The federal government is looking for feedback on its recently released Pay Equity Regulations, which will support the implementation of the revised Pay Equity Act.
Passed at the end of 2018, the act will apply to the federally regulated sector and replace the existing complaint-based system. It will also expand employer obligations, placing the onus of pay equity analysis on employers, says Natalka Haras, legal counsel at ADP Canada in Montreal.
The consultations will run until Jan. 31, 2121, and the regulations will be finalized and published in the Canada Gazette, Part II.
Ottawa estimates the new rules will come into force later in 2021, and employers will have three years to develop and implement their proactive pay equity plans.
“Everyone deserves an equal opportunity to succeed and to receive equal pay for work of equal value. Canadian women have experienced a gender wage gap for far too long. This is why our government is committed to addressing and breaking down the barriers to gender equality in employment,” says Filomena Tassi, minister of labour. “I strongly encourage all interested parties to review and provide input on the proposed regulations for the Pay Equity Act. The feedback we receive will be invaluable as we bring this important piece of legislation into force.”
Based on the most recent data, in Canada, for every dollar earned by a man, a woman earned 89 cents as measured in hourly wages for full-time workers, says the government.
The hourly wage gap between men and women in 2019 was still 19 per cent, although it was down from 27 per cent in 2000, according to a C.D. Howe Institute report released in January. On the other hand, ADP claimed in March this year that the gap is 24 per cent.

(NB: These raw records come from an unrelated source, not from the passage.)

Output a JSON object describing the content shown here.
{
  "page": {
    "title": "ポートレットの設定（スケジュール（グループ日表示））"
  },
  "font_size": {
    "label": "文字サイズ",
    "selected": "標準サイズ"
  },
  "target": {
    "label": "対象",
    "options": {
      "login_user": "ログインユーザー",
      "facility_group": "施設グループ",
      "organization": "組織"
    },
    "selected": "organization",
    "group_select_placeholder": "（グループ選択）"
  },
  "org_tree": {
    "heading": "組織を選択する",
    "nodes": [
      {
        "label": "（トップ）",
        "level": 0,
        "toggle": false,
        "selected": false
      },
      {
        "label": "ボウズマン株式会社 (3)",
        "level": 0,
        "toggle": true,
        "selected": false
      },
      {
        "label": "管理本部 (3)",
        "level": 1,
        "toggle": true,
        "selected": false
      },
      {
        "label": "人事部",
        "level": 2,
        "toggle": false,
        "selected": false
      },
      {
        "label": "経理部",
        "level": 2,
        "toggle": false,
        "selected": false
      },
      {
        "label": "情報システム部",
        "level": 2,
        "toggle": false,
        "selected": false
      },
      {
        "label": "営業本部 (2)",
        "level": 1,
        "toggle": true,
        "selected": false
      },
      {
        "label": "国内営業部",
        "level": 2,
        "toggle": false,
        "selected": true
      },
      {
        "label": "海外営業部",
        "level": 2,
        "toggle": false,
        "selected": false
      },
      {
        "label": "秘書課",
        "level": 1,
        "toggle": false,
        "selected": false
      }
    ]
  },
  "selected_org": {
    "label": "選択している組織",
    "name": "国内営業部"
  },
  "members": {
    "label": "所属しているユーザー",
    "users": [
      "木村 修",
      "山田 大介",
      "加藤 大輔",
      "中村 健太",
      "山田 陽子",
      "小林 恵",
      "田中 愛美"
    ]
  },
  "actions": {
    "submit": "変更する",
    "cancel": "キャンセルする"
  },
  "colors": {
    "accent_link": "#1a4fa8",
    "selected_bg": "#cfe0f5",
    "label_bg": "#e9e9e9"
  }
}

And if 2019 is the starting point, it will take 99.5 years to close the gender parity gap, according to the World Economic Forum.